The remainder of the company received the news with profound sorrow, for he was well-liked by them all… He was fearless and strong, willing to play any part… Always ready to lend a hand, and a cheerful smile for all. And now he is at rest, having joined his chum who fell in the early days, but in memory he will always be with us, for we never could have a better example of a true British soldier. In conclusion, please accept the deepest sympathy of his numerous friends and myself. Yours truly, Jack Holland.”
His officer, Second Lieutenant H E Ratcliffe, has also sent the following letter:

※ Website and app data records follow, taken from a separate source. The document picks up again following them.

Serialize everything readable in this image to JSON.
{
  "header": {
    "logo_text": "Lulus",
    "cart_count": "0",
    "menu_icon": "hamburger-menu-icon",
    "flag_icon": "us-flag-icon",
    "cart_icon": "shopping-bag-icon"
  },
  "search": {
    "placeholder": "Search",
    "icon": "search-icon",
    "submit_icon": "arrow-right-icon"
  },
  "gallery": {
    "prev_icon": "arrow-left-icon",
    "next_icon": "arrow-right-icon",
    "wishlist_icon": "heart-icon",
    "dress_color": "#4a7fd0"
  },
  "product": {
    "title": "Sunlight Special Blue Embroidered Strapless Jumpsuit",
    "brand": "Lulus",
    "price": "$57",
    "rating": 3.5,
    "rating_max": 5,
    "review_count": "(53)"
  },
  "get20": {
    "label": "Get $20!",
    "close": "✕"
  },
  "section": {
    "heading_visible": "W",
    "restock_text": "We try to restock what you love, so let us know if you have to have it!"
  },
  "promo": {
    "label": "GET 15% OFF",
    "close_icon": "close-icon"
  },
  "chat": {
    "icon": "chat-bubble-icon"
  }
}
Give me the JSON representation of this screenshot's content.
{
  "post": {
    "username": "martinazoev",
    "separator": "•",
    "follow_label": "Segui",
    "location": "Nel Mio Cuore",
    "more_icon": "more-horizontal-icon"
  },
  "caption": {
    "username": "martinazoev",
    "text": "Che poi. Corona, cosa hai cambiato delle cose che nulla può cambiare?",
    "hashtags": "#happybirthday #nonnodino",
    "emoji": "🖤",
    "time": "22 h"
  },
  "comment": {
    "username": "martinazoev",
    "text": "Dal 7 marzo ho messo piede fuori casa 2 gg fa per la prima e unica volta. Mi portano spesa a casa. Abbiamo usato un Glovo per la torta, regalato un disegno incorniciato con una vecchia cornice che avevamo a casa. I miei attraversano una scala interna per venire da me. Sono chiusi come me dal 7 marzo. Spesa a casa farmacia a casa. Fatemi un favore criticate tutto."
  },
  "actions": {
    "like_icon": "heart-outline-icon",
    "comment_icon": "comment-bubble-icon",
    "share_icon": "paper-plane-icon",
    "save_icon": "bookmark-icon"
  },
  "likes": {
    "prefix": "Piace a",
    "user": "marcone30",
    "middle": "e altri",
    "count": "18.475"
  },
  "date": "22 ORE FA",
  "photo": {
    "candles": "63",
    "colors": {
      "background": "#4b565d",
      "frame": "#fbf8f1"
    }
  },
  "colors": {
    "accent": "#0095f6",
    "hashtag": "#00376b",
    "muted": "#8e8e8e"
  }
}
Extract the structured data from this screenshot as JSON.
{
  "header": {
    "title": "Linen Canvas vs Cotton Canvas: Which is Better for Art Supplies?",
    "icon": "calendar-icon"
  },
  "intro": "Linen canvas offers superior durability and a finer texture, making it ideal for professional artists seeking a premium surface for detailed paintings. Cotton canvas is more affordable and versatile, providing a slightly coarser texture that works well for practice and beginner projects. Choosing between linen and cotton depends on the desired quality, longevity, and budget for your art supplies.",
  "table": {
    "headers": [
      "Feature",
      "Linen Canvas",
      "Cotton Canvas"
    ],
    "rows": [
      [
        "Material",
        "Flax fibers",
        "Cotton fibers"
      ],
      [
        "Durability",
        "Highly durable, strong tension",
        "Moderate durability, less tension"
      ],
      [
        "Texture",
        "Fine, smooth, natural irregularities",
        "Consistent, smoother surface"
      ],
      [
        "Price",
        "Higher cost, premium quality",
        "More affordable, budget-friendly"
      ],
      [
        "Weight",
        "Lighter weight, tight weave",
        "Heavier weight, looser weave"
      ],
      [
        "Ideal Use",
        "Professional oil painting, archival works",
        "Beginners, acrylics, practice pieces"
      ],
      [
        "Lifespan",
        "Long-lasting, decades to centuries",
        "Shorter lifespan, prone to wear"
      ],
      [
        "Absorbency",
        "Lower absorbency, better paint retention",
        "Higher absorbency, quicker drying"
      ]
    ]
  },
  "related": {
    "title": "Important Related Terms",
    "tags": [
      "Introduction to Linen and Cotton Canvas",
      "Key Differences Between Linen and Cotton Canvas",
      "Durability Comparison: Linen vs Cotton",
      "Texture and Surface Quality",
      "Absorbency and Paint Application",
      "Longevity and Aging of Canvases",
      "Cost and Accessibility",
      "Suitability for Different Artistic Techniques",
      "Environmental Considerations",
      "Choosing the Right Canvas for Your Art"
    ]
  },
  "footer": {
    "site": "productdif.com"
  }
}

“Dear Mrs Corbishley, I wish to express my very deepest sympathy to you in the loss you have sustained by the death of your brother. Private Brandreth was a good and gallant soldier…. I was with him when he was hit… Yours sincerely, Herbert E Ratcliffe.”
Private Brandreth was much liked by all the soldiers with whom he came into contact. He enlisted in the 7th Cheshires in August 1914, on the outbreak of war, and later volunteered for transference to the 1/5th Cheshires with which regiment he was drafted out to France in January 1915. He was 19 years of age, and when he enlisted was only 17. Prior to enlisting he was employed at Lower Heyes Mill for a week or two, but as work went slack he enlisted. His father died about nine months ago while he was at the front. He has one cousin killed and one wounded. He was educated at Crompton Road School, and belonged to that troop of Boy Scouts and the Sunday School. A memorial Service will be conducted on Sunday evening… at Crompton Road Church.
Private Albert Brandreth is buried in Grave Ref. II. C. 3. of the Hebuterne Military Cemetery in France. The Commonwealth War Graves Commission holds casualty details for Private Albert Brandreth, and he is listed on the Imperial War Museum’s Lives of the First World War website.